## WORK ITEM
Before doing anything else, copy the entries below exactly.

## MATERIAL TO PROCESS
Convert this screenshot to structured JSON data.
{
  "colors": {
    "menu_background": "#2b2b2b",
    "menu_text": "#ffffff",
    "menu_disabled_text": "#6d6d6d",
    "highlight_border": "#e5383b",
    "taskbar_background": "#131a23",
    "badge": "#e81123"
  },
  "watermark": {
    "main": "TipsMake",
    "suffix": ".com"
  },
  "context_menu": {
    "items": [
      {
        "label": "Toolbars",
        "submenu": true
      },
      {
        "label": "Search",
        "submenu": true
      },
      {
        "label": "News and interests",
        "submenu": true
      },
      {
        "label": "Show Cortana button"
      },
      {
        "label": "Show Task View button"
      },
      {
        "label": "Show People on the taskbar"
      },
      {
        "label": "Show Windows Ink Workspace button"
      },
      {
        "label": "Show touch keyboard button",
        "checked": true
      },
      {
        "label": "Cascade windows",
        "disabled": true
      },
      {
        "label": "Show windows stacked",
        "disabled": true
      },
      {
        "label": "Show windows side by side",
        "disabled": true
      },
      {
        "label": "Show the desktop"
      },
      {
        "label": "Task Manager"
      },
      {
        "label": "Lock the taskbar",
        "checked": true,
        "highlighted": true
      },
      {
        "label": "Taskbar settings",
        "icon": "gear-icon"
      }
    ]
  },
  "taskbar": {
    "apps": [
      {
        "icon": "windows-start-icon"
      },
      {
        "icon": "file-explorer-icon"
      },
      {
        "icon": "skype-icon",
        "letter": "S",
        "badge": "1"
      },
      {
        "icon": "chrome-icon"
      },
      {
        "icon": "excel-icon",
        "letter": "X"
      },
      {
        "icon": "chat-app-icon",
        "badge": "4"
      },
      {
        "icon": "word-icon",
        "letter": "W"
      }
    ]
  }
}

## RESPONSE BELOW
Convert this screenshot to structured JSON data.
{
  "colors": {
    "menu_background": "#2b2b2b",
    "menu_text": "#ffffff",
    "menu_disabled_text": "#6d6d6d",
    "highlight_border": "#e5383b",
    "taskbar_background": "#131a23",
    "badge": "#e81123"
  },
  "watermark": {
    "main": "TipsMake",
    "suffix": ".com"
  },
  "context_menu": {
    "items": [
      {
        "label": "Toolbars",
        "submenu": true
      },
      {
        "label": "Search",
        "submenu": true
      },
      {
        "label": "News and interests",
        "submenu": true
      },
      {
        "label": "Show Cortana button"
      },
      {
        "label": "Show Task View button"
      },
      {
        "label": "Show People on the taskbar"
      },
      {
        "label": "Show Windows Ink Workspace button"
      },
      {
        "label": "Show touch keyboard button",
        "checked": true
      },
      {
        "label": "Cascade windows",
        "disabled": true
      },
      {
        "label": "Show windows stacked",
        "disabled": true
      },
      {
        "label": "Show windows side by side",
        "disabled": true
      },
      {
        "label": "Show the desktop"
      },
      {
        "label": "Task Manager"
      },
      {
        "label": "Lock the taskbar",
        "checked": true,
        "highlighted": true
      },
      {
        "label": "Taskbar settings",
        "icon": "gear-icon"
      }
    ]
  },
  "taskbar": {
    "apps": [
      {
        "icon": "windows-start-icon"
      },
      {
        "icon": "file-explorer-icon"
      },
      {
        "icon": "skype-icon",
        "letter": "S",
        "badge": "1"
      },
      {
        "icon": "chrome-icon"
      },
      {
        "icon": "excel-icon",
        "letter": "X"
      },
      {
        "icon": "chat-app-icon",
        "badge": "4"
      },
      {
        "icon": "word-icon",
        "letter": "W"
      }
    ]
  }
}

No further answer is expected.